The women in Danai Gurira’s “Eclipsed” have so systematically been stripped of identity that even they have trouble remembering the birth names they were given by mothers and fathers -- parents now lost to the violent years of the Liberian Civil War.
Captive wives of a vicious rebel officer band, they refer to each other only by rank in the order they have come to their commanding officer as a wife: “No. 1,” “No. 2,” “No. 3” and “No. 4.”
“Eclipsed,” though, isn’t a story about women being victimized by the brutal men who surround and imprison them.

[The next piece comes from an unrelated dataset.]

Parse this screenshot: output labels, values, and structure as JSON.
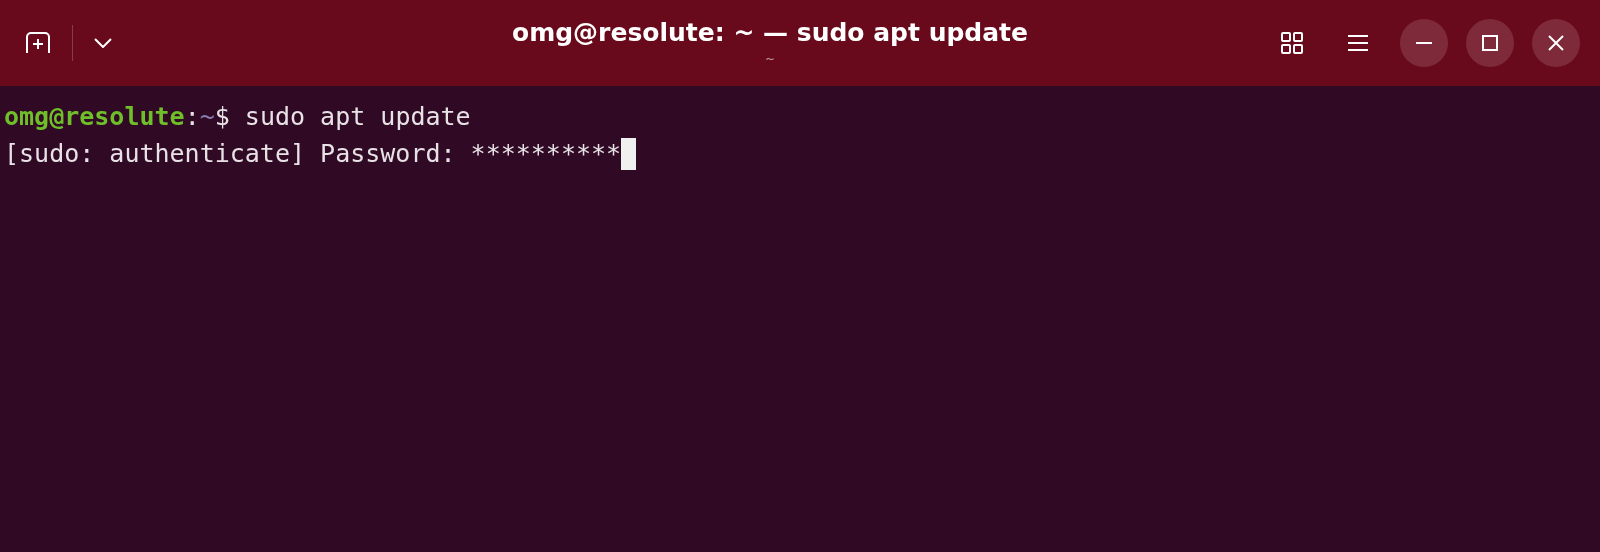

Rather, it’s an examination of how these women form a fragile community and, in different ways, find the resilience to move forward in fast-changing circumstances.
“Eclipsed” has its New York opening Wednesday night, six years after first debuting in Washington, D.C. Credit two factors for the spotlight cast on this production today: Wife No. 4, known to her companions as “The Girl,” is played by Lupita Nyong’o, the “12 Years a Slave” Oscar-winner who will soon be seen in “Star Wars: The Force Awakens.”
“Eclipsed” is written, meanwhile, by a Zimbabwean-American playwright-actress who is a fierce warrior on one of the nation’s most popular TV shows: Gurira stars as Michonne on AMC’s “The Walking Dead.” Gurira will see another off-Broadway play, “Familiar,” open at Playwrights Horizons in the spring.
At The Public, “Eclipsed” is helmed by Liesl Tommy, who directed the play’s world premiere in 2009 at D.C.’s Wooly Mammoth Theater.
The story unfolds in 2003, during the demise of Charles Taylor’s presidency.
Most of the action takes place in the bullet-ridden commune where wives No. 1 (Saycon Sengbloh) and No. 3 (Pascale Armand, of Broadway’s recent “The Trip to Bountiful”) try to keep their CO from systematically raping the girl played by Nyong’o. (“Eclipsed” is wholly an ensemble piece, even if its Nyong’o whose character has the largest arc.)
Despite the awful surroundings -- there’s never enough food, and it’s impossible to position the radio so it gets a signal, which would allow them news of the outside world, along with some Tupac -- the three women fashion the commune into a home.
The Girl, who was taught to read, gets her hands on a discarded old book, a history of the Clinton presidency, and she regales her companions with its by now-outdated stories. In one of the play’s broadly funny undercurrents, the wives don’t quite see the issue with the idea of Bill Clinton having a “No. 2” in Monica Lewinsky.
As “Eclipsed” moves on, two women come along to interrupt the status quo. Returning from battle, No. 2 (Zainab Jah, as handy with an automatic rifle as Michonne is with a katana) is a fashionable warrior who has taught herself to fight. She tantalizes The Girl with promises of luxuries (pink nail polish!) and the ability to defend herself against abusive men. Nyong’o is drawn to No. 2, but has an innate resistance to violence of any kind, and their scenes are some of the most tense in the play.
There is also a visit from a peacekeeper (Akosua Busia) trying to establish a ceasefire and get these women, imprisoned by warlords, to refugee camps.
Nyong’o displays ferocity and determination, just as we’ve seen on screen. I was equally moved by the predicaments of Sengbloh’s No. 1 and Armand’s No. 3: The former has grown old and lost the interest of her captor -- what will happen to her? The latter is pregnant as the play begins, and will face choices that impact two lives.
The peace movement started by women in Liberia brought an end to the country’s second civil war in 2003, and “Eclipsed” takes us up to this time. But Gurira only uses these large-scale events as a backdrop. She’s written a much more personal examination of the choices a small few had to make as the walls came tumbling down. It’s a must-see.
“Eclipsed,” through Nov. 29 at The Public Theater’s LuEsther Hall, 425 Lafayette St. Tickets: $60-$110. Call 212-967-7555.